  8. Well firstly, as much as I loath politicians, I feel, politicians should at least be given a respectable amount of time once elected. Although in theory it's a great idea that the people should be able to de-elected any MP at any time, in practice I think it would be counter-productive.

    Of course, if an MP in doing something seriously wrong, then he should go but that should be the decision of the Party leaders.

    But, with my suggestion, there still is a counter-balance. If the Party sacked an MP, that would result in a by-election. If the sacked MP truly had the support of his constituents then he would be re-elected. His constituents still take the final decision whether he stays as an MP or not.

    Even adjusting Clegg’s idea with a higher percentage, I’m still not sure that it is viable. However, it’s good that he’s considering ways to make MPs more accountable to the public.
     
  9. It can't work because other parties can play fast and loosse with it.

    I'm sure that two parties co-operating together would be able to get the necessary signatures.
     
  10. It can't work because that would mean that MPs voting for an unpopular bill would be voted out instantly. This would result in something close to direct democracy, which this system is designed to avoid. Its just a shame that politicians seem intent on abusing their position.
     
  11. Are you?

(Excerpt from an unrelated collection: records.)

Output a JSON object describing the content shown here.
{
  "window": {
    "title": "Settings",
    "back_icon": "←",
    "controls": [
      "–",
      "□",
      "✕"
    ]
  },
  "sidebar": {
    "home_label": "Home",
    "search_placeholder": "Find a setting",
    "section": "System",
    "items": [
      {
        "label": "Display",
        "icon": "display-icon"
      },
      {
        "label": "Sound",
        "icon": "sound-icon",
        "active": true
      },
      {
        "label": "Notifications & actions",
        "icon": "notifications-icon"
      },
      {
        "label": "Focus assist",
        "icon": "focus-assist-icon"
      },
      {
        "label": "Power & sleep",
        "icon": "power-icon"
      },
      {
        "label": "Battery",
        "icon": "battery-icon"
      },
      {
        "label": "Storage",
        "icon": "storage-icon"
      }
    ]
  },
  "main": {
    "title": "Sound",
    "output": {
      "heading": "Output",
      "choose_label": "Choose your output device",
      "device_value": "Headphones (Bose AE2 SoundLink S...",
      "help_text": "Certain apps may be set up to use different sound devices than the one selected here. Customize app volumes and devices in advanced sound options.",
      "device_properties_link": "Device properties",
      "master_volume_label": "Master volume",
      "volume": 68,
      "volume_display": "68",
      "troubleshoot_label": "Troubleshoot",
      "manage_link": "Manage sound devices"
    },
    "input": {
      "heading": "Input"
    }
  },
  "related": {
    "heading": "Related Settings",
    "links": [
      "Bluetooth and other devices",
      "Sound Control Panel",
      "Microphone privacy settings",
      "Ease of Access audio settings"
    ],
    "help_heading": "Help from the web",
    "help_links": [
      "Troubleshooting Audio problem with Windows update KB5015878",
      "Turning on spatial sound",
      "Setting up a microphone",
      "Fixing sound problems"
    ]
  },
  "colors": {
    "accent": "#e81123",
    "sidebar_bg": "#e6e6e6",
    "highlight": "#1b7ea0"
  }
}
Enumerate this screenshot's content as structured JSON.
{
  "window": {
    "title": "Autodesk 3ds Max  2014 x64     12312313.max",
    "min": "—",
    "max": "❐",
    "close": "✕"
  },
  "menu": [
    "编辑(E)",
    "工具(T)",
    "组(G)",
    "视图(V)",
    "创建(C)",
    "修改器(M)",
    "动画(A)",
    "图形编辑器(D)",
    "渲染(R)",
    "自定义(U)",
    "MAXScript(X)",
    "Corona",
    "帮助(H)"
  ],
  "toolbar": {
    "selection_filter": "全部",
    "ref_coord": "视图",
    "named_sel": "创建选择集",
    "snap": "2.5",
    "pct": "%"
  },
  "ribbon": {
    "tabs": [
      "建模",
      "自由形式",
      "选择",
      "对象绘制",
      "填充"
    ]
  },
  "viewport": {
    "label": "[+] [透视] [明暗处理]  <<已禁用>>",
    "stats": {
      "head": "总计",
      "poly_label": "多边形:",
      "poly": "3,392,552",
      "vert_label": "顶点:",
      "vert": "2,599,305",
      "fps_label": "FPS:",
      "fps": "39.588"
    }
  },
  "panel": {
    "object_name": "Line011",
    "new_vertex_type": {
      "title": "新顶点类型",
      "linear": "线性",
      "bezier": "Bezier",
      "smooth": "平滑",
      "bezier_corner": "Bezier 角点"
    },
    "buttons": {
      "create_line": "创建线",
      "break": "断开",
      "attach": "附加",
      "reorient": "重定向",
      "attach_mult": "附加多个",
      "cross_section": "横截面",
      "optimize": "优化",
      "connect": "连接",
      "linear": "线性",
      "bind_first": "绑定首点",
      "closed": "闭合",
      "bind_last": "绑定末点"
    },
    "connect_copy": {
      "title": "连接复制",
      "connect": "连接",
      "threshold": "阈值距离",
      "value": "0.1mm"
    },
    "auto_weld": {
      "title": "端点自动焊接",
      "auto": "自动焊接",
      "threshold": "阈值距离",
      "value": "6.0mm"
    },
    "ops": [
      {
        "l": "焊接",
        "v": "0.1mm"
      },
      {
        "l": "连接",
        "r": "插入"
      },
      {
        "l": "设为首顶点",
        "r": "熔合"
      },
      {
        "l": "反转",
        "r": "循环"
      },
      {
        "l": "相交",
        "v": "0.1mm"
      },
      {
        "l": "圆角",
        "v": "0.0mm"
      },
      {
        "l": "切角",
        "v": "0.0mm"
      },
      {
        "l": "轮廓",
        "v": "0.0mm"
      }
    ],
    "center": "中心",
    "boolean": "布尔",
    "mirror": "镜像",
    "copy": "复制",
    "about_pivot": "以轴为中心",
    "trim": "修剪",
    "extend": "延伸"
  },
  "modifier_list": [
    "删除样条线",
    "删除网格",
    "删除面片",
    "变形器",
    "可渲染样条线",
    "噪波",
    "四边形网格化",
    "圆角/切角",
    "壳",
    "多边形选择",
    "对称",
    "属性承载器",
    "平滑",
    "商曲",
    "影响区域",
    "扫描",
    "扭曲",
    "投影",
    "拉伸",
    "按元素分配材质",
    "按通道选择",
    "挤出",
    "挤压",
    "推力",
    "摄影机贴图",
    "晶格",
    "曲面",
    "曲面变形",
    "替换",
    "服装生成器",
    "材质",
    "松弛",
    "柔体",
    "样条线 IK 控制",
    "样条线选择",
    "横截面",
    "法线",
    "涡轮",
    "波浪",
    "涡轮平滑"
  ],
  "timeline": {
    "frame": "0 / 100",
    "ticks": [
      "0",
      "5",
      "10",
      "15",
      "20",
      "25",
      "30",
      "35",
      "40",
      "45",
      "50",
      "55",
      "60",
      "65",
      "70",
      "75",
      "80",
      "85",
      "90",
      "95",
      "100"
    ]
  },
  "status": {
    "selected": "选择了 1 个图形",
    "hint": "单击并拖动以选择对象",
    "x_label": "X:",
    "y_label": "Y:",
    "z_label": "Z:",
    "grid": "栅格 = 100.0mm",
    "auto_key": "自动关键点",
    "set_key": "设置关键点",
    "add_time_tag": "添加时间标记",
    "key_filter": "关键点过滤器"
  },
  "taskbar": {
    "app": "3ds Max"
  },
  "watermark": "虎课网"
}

    The petition for Brown to resign is at around the 65000 mark...and that is after many weeks and very high publicity.

    It is made even easier to vote for as its online and requires minimal effort to collect names.

    Now try just getting a third of that number in door to door canvassing in a constituency of 70000....and over what would probably a frivilous matter if it is merely local party politicians playing party political games.

    This is where we have to have a bit of faith in the general public,and I understand that it has been an alien concept in politics for a long time.
     
  12. I disagree. I think most people know how angry the public is. The amount of vitriol directed against MPs in the newspapers and on telly is a giveaway. The problem for Gordon Brown is the fact that he is clearly yesterday's news. Most people think that Labour will lose the next election. To that end, Gordon Brown is powerless to grip his MPs.

    Contrast that with Cameron. Many people think that Cameron has a good shot at being PM. With that comes power. Nobody wants to cross the next PM and everyone wants to have a slice of the pie. That is why Cameron can make grand gestures in the form of sanctimoniously gripping MPs, as if all this is news to him.

    I saw David Cameron on telly this morning. He is imo a lightweight. He is the personification of the wily politician but lacks the charm and wit of blair to pull it off convincingly. When asked a question, he resorts to the old distraction technique favoured by the current shower in government, "blah blah blah...but what is important here is [insert something irrelevant]". He is easily seen through.

    I despair of British politics. There seems to be a singular lack of talent in politics. Labour must clearly be punished. The Conservatives very clearly aren't ready to govern anything. The lib dems are a bit of a running joke. Where to for competent governemnt? I think perhaps the independent candidate is the way to go. AFter all, if one is not convinced that parliament is competent enough to make policy, what better than to make it difficult for parliament to make policy. I believe a house of independents is the imperfect answer.
     
  13. Or the very least that they would have to do is present the case to their electorate in a reasoned and well presented manner before voting.

    Instead of the way MP's seem to belligerently vote in accordance with the whips wishes.

    A recall system would help to end the arrogance of the state for good.
     
  14. Funny, I didn't see that at all. I saw a statesman like display from a politician who clearly sees the way forwards in all this. I sincerely believe that he is a conviction politician. I think that he'll make a fine PM.